Both artists in the current show at the Hastings Art Forum present an impressive mix of painting and sculpture. Robin Holtom’s seven sculptures of dancers and nude female figures are cast in bronze or ingeniously made from plaster reworked and painted to give the surface appearance of bronze. The exception is a white plaster head between two mostly white drawings, themselves exceptions to this show's rather beautifully coloured rule.
The almost exclusive use of darker toned blues, purples, oranges and greens creates an atmosphere of restfulness and stillness in this gallery that also emanates from the buildings and figures in each of the compositions. Skylines at sundown have an early evening hush while the natural and reflected abstracts of Venetian architecture are shaped into blocks and lines of colour.
Groups of female figures and dancers are composed without physical detail which gives them a slightly ghostly but still sculptural quality. When there is an occasional hint of movement it is slow, gentle and considered. Using combinations of the same colours to depict hard surfaces like walls and steps in one piece, alongside the soft surfaces of the human body in another, is a lovely juxtaposition completed by the seamless transmutation of the human form into bronze.
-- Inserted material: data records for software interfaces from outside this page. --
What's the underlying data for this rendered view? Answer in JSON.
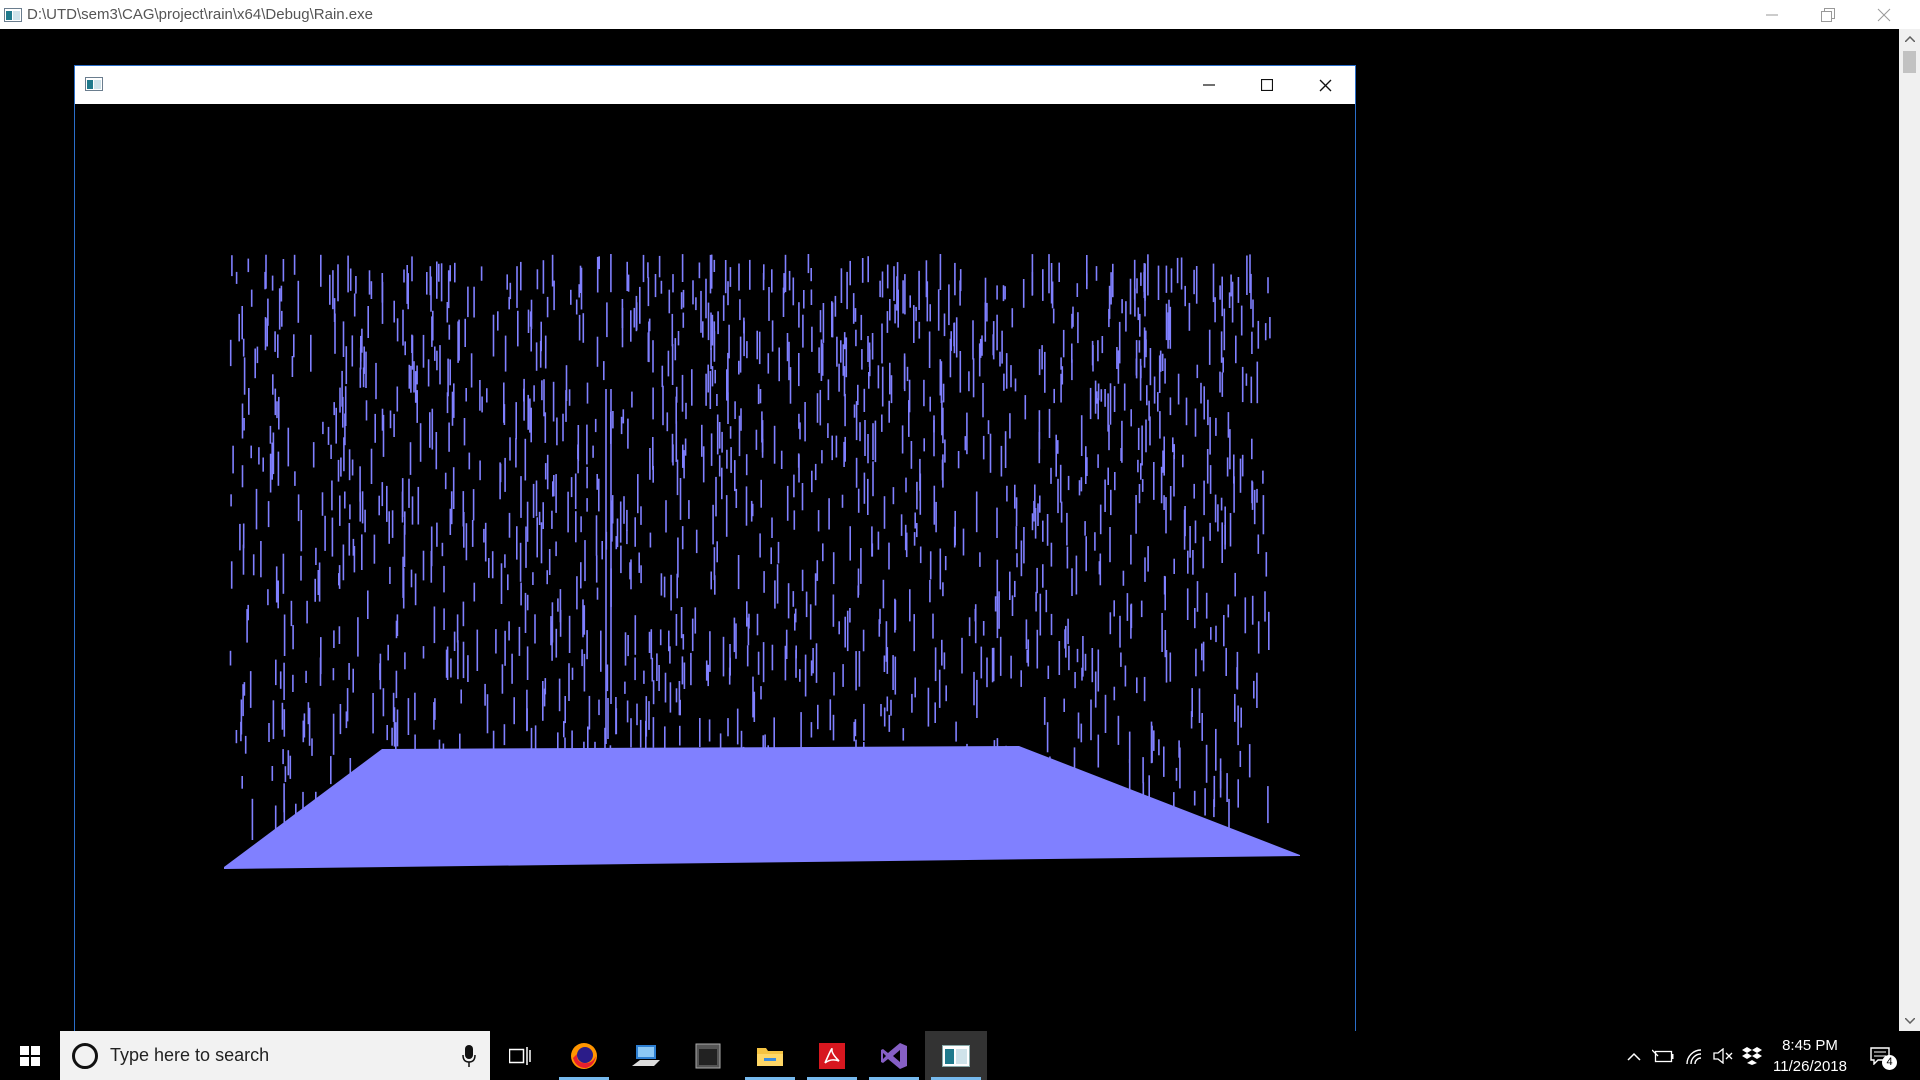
{
  "console_window": {
    "title": "D:\\UTD\\sem3\\CAG\\project\\rain\\x64\\Debug\\Rain.exe"
  },
  "gl_window": {
    "title": ""
  },
  "scene": {
    "background_color": "#000000",
    "rain_color": "#8080ff",
    "ground_color": "#8080ff"
  },
  "taskbar": {
    "search_placeholder": "Type here to search",
    "pinned_icons": [
      "task-view-icon",
      "firefox-icon",
      "remote-desktop-icon",
      "app-window-icon",
      "file-explorer-icon",
      "acrobat-icon",
      "visual-studio-icon",
      "rain-app-icon"
    ],
    "active_underline_color": "#76b9ed"
  },
  "tray": {
    "time": "8:45 PM",
    "date": "11/26/2018",
    "notification_count": "4"
  }
}
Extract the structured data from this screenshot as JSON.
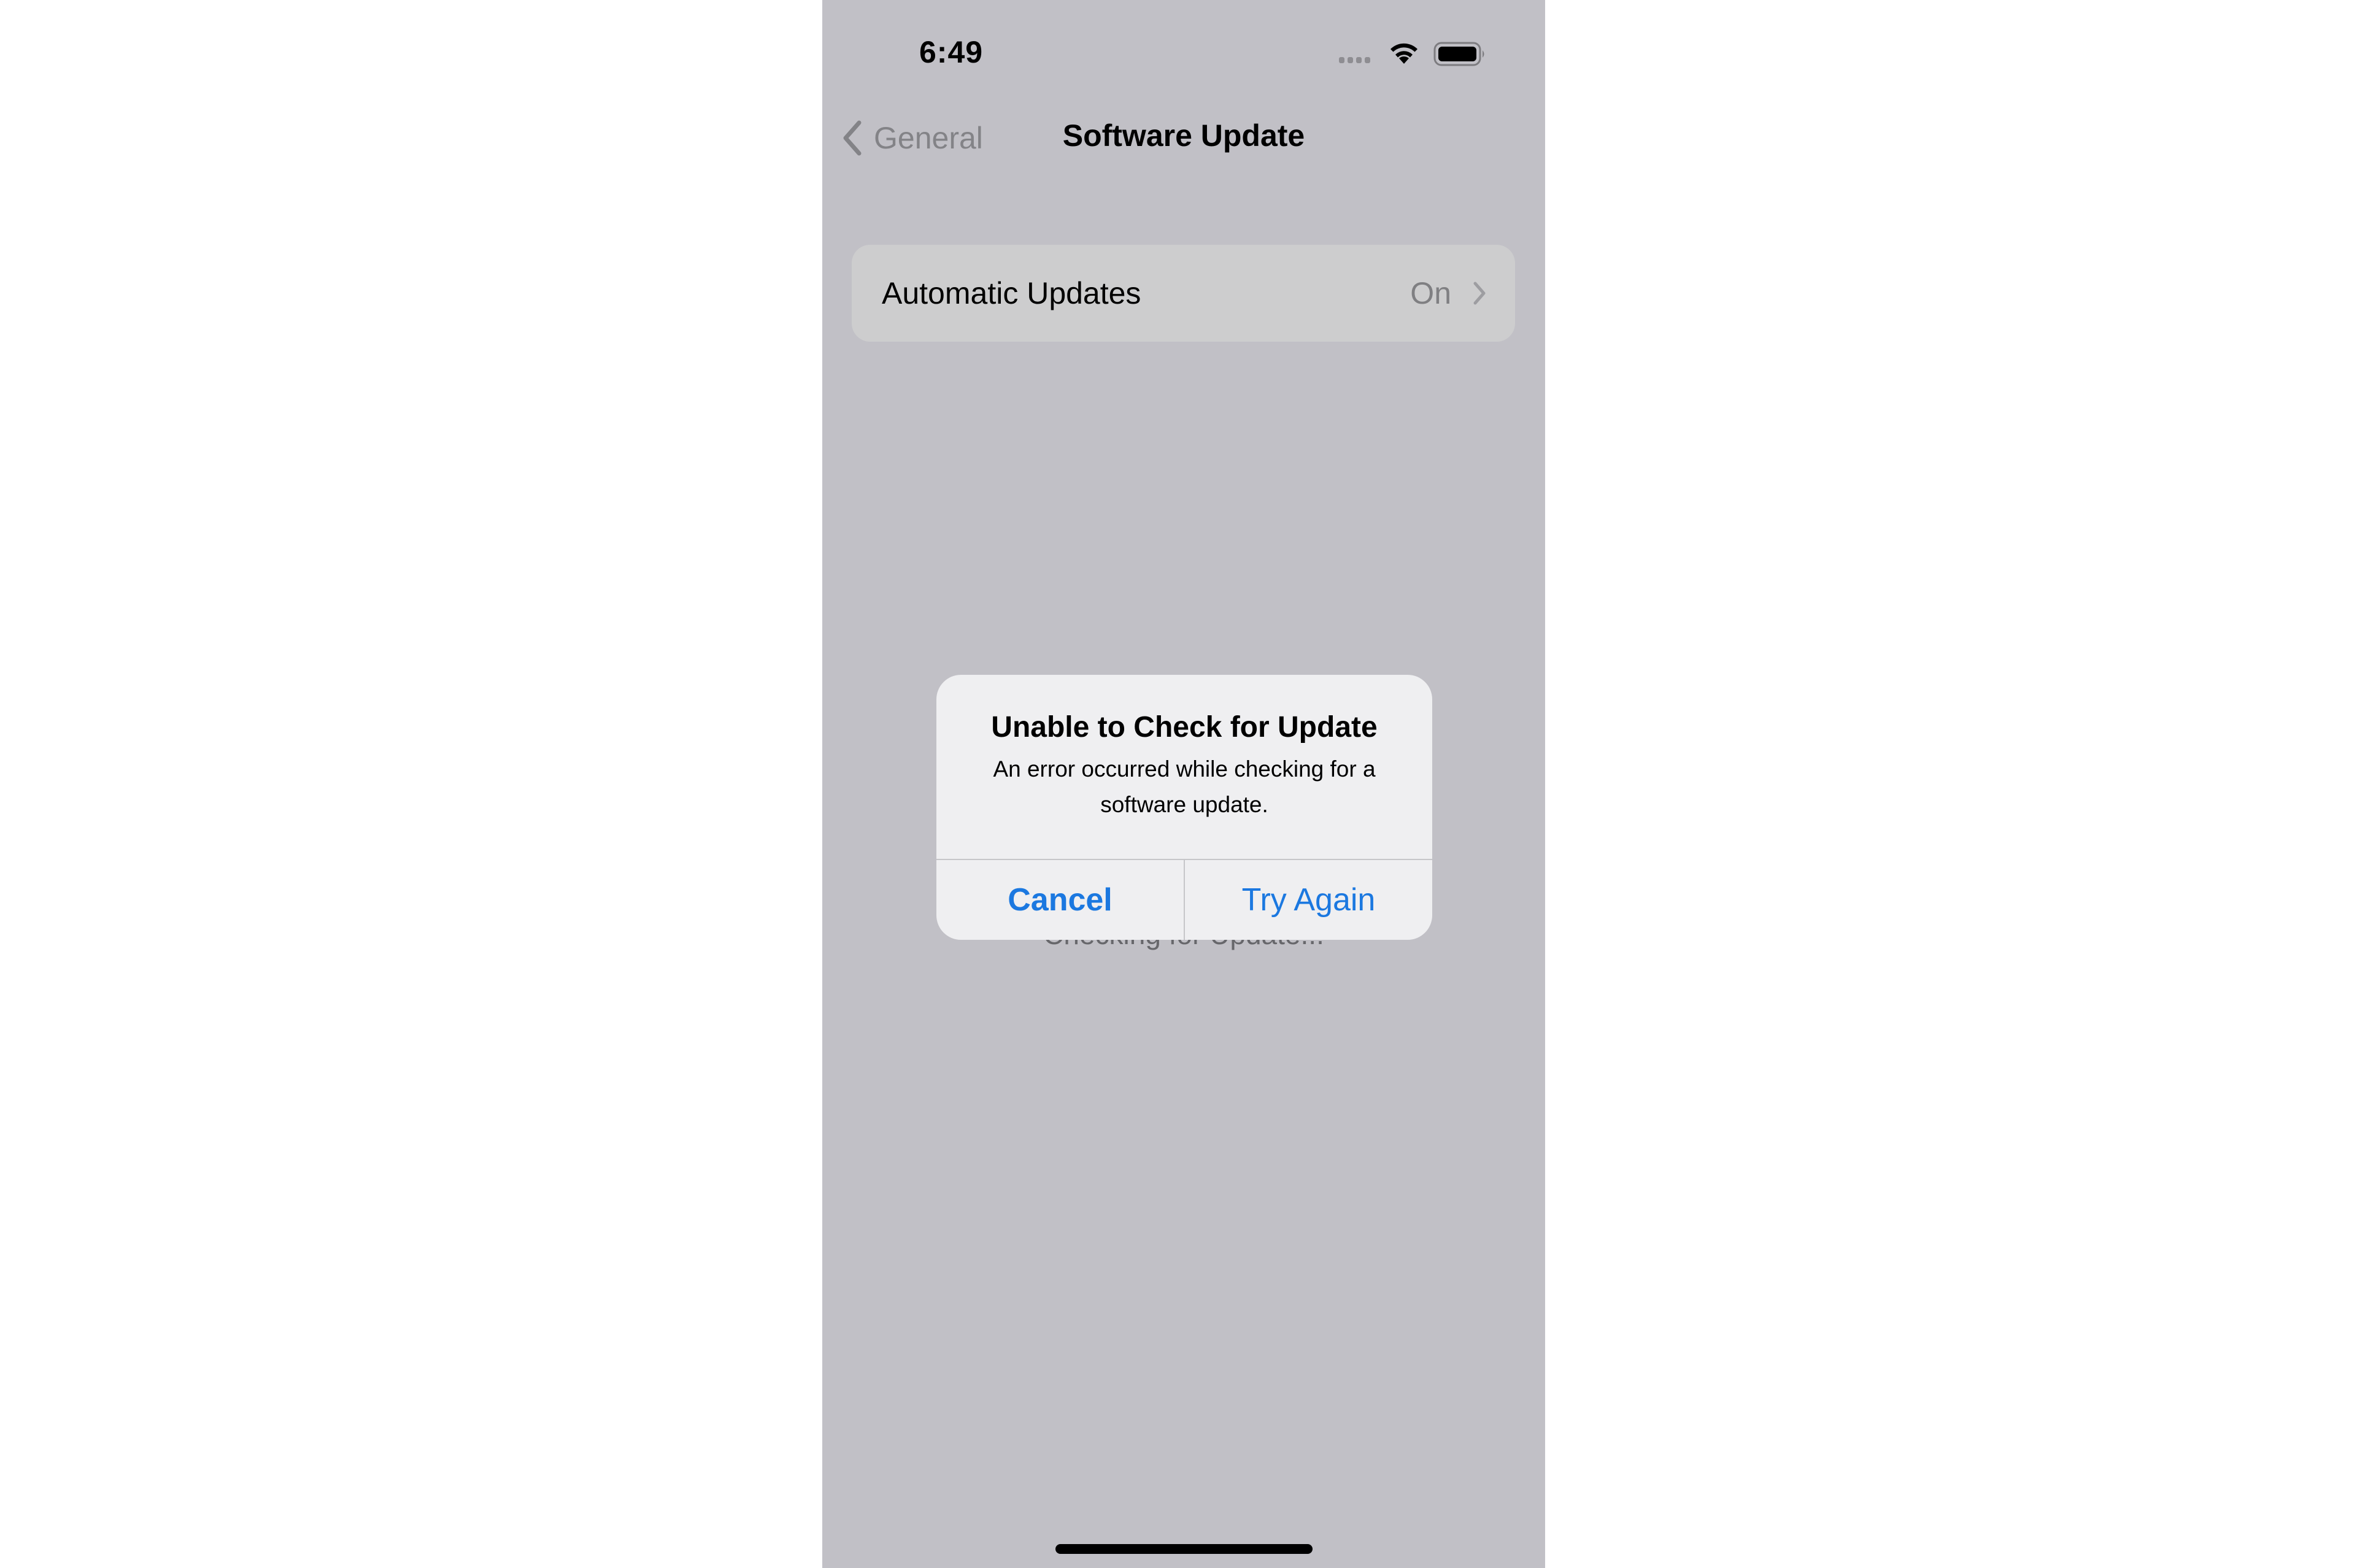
{
  "status_bar": {
    "time": "6:49",
    "icons": [
      "signal-dots-icon",
      "wifi-icon",
      "battery-icon"
    ]
  },
  "nav": {
    "back_label": "General",
    "back_icon": "chevron-left-icon",
    "title": "Software Update"
  },
  "settings": {
    "items": [
      {
        "label": "Automatic Updates",
        "value": "On",
        "icon": "chevron-right-icon"
      }
    ]
  },
  "background_status": "Checking for Update...",
  "alert": {
    "title": "Unable to Check for Update",
    "message": "An error occurred while checking for a software update.",
    "buttons": [
      {
        "label": "Cancel",
        "style": "bold"
      },
      {
        "label": "Try Again",
        "style": "regular"
      }
    ]
  },
  "colors": {
    "accent": "#1b78e0",
    "dimmed_background": "#c1c0c6",
    "alert_background": "#efeff1"
  }
}
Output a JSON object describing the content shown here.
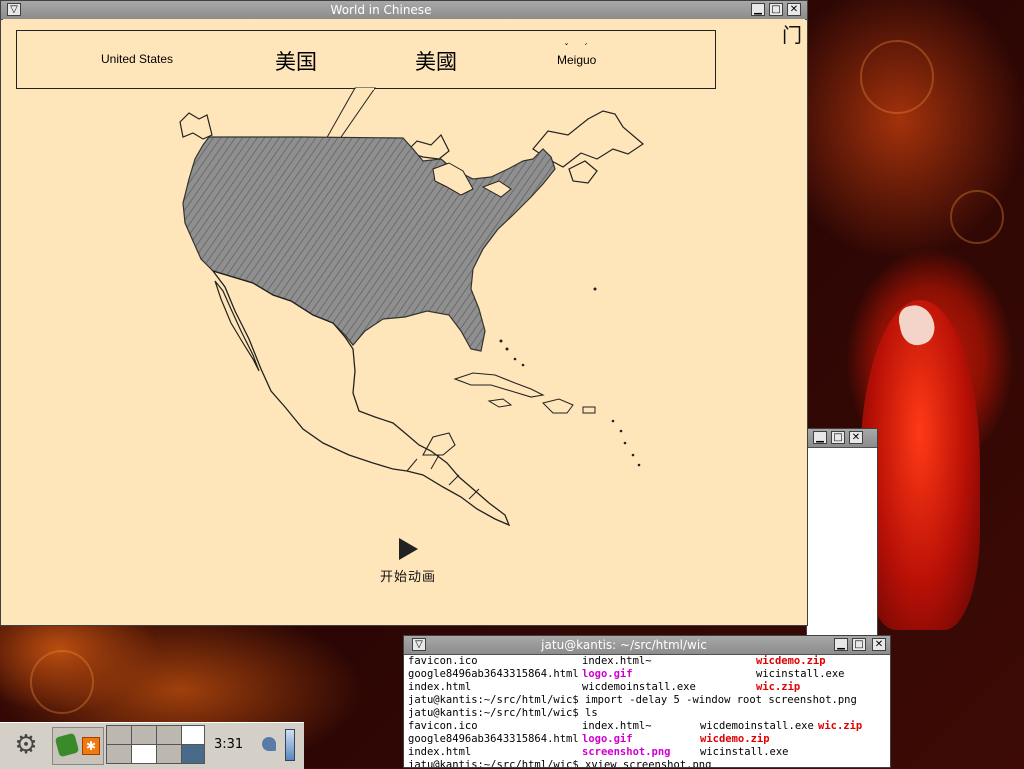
{
  "main_window": {
    "title": "World in Chinese",
    "corner_glyph": "门",
    "banner": {
      "english": "United States",
      "simplified": "美国",
      "traditional": "美國",
      "pinyin": "Meiguo"
    },
    "map": {
      "highlighted_country": "United States"
    },
    "play_button": {
      "label": "开始动画"
    }
  },
  "terminal": {
    "title": "jatu@kantis: ~/src/html/wic",
    "lines": [
      [
        "favicon.ico",
        "index.html~",
        "wicdemo.zip"
      ],
      [
        "google8496ab3643315864.html",
        "logo.gif",
        "wicinstall.exe"
      ],
      [
        "index.html",
        "wicdemoinstall.exe",
        "wic.zip"
      ],
      [
        "jatu@kantis:~/src/html/wic$ import -delay 5 -window root screenshot.png"
      ],
      [
        "jatu@kantis:~/src/html/wic$ ls"
      ],
      [
        "favicon.ico",
        "index.html~",
        "wicdemoinstall.exe",
        "wic.zip"
      ],
      [
        "google8496ab3643315864.html",
        "logo.gif",
        "wicdemo.zip"
      ],
      [
        "index.html",
        "screenshot.png",
        "wicinstall.exe"
      ],
      [
        "jatu@kantis:~/src/html/wic$ xview screenshot.png"
      ]
    ]
  },
  "taskbar": {
    "clock": "3:31"
  },
  "colors": {
    "window_bg": "#ffe6ba",
    "highlight_fill": "#8f8f8f",
    "terminal_archive": "#e00000",
    "terminal_image": "#d000d0"
  }
}
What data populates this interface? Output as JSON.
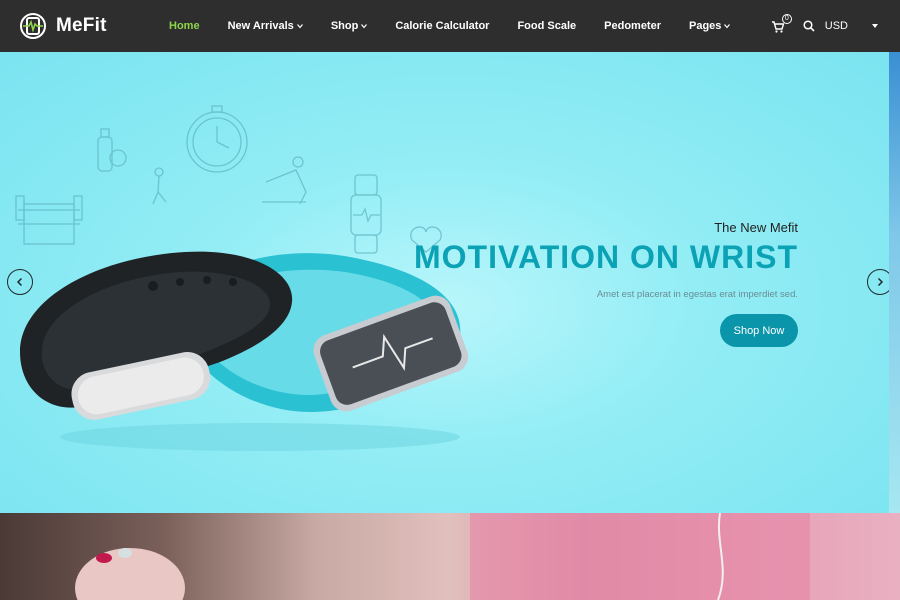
{
  "brand": {
    "name": "MeFit"
  },
  "nav": {
    "items": [
      {
        "label": "Home",
        "active": true,
        "dropdown": false
      },
      {
        "label": "New Arrivals",
        "active": false,
        "dropdown": true
      },
      {
        "label": "Shop",
        "active": false,
        "dropdown": true
      },
      {
        "label": "Calorie Calculator",
        "active": false,
        "dropdown": false
      },
      {
        "label": "Food Scale",
        "active": false,
        "dropdown": false
      },
      {
        "label": "Pedometer",
        "active": false,
        "dropdown": false
      },
      {
        "label": "Pages",
        "active": false,
        "dropdown": true
      }
    ]
  },
  "header": {
    "cart_count": "0",
    "currency": "USD",
    "icons": [
      "cart-icon",
      "search-icon"
    ]
  },
  "hero": {
    "small_title": "The New Mefit",
    "big_title": "MOTIVATION ON WRIST",
    "subtitle": "Amet est placerat in egestas erat imperdiet sed.",
    "cta_label": "Shop Now"
  },
  "colors": {
    "header_bg": "#2e2e2e",
    "nav_active": "#8ed44a",
    "hero_title": "#0ba2b5",
    "cta_bg": "#0b95ab"
  }
}
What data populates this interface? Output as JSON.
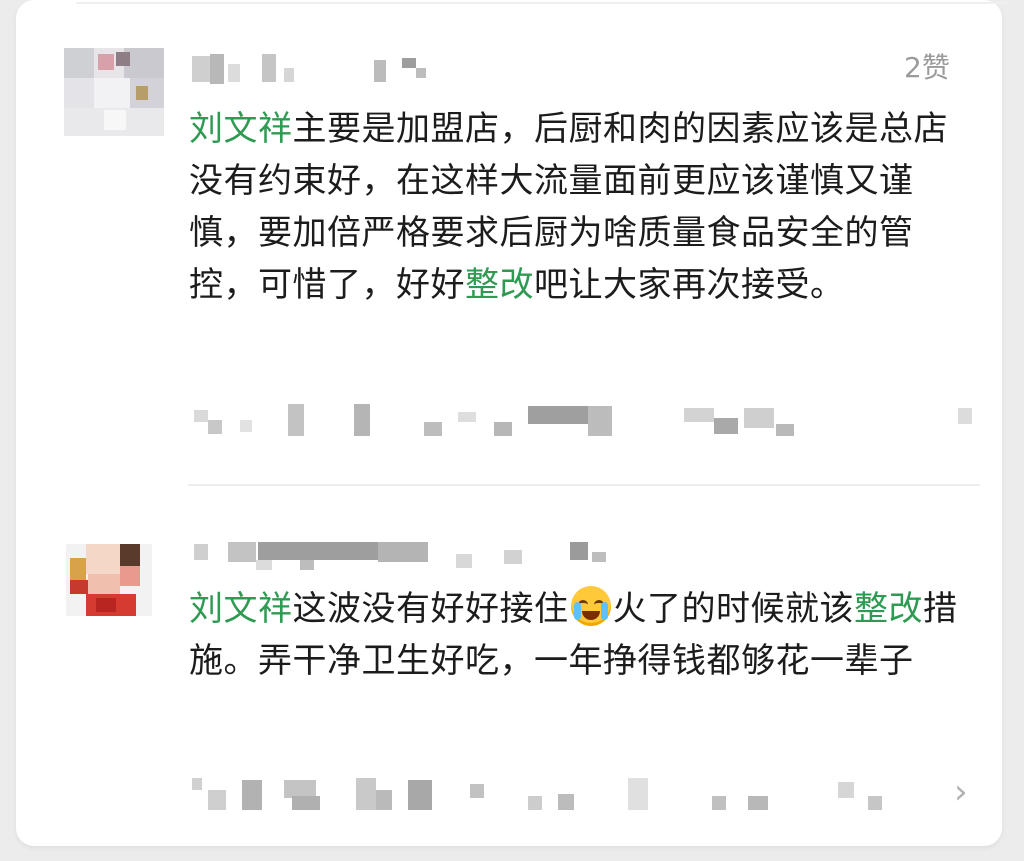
{
  "comments": [
    {
      "mention": "刘文祥",
      "text_before": "主要是加盟店，后厨和肉的因素应该是总店没有约束好，在这样大流量面前更应该谨慎又谨慎，要加倍严格要求后厨为啥质量食品安全的管控，可惜了，好好",
      "keyword": "整改",
      "text_after": "吧让大家再次接受。",
      "likes": "2赞"
    },
    {
      "mention": "刘文祥",
      "text_before": "这波没有好好接住",
      "emoji": "loudly-crying-face",
      "text_mid": "火了的时候就该",
      "keyword": "整改",
      "text_after": "措施。弄干净卫生好吃，一年挣得钱都够花一辈子"
    }
  ],
  "colors": {
    "mention": "#2f9a52",
    "text": "#1c1c1c",
    "meta": "#9b9b9b",
    "card": "#ffffff",
    "background": "#ececec"
  },
  "icons": {
    "chevron": "chevron-right-icon"
  },
  "chevron_glyph": "›"
}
Michael Wilson’s sculptures are very different in style, subject and substance. Made of light coloured stone, each depicts a biblical story or figure. Surfaces are smoothly worked and the solidity and suggestion of weight gives each piece a strong and captivating presence. The colour and work in the stone is enhanced by the bright airiness of the landscapes around it.
Michael Wilson lives locally and the majority of the paintings are recognisable Sussex landmarks, views or rural scenes. Many are perfectly executed with a scale and perspective of somebody moving through the scene depicted. This is particularly effective in the paintings of the Seven Sisters, the view from West Hill and some of the rural scenes. Trees also feature strongly in many of the paintings and I particularly liked the almost electric blue of the trees in ‘Out of the Valley’.
However, there is a very strange anomaly in Michael Wilson’s exhibition. Displayed on the end wall is a five piece asymmetric panel depicting the story of Oedipus. Although foundational Greek myths are perhaps a natural historical companion to biblical scenes, the work itself lacks any harmony with the other paintings in the room. It is almost as if a less accomplished artist sneaked into the gallery and installed it when nobody was looking. Incongruity can be interesting but here it detracts attention from the rest of the work which is unfortunate.
The predominant focus of Michael Wilson's paintings also restricts the colour palette but the lighter, brighter and more expansive feel is a perfect complement to Robin Holtom’s minimal colour range next door. There is a link also in Michael Wilson’s pastel studies of nudes, one of which is a female figure reclining in similar pose to one of Robin Holtom’s sculptures. The differences and the similarities in these two shows communicate much about how art is both created and viewed. Each of the artists in this show are mostly painting or modelling a place, a person or a scene that they have observed or are observing. The experience of the audience is that the viewer remains the intimate observer in Robin Holtom’s work whereas it is possible to almost step inside the paintings of Michael Wilson.
Such combinations of 3D and 2D work in one space are always very satisfying to view. They make the exhibition more interesting to navigate and the visual interaction between the two can create other unexpected observational delights.
Robin Holtom and Michael Wilson
Hastings Art Forum
August 23rd - September 4th 2016
Private View Friday 26th August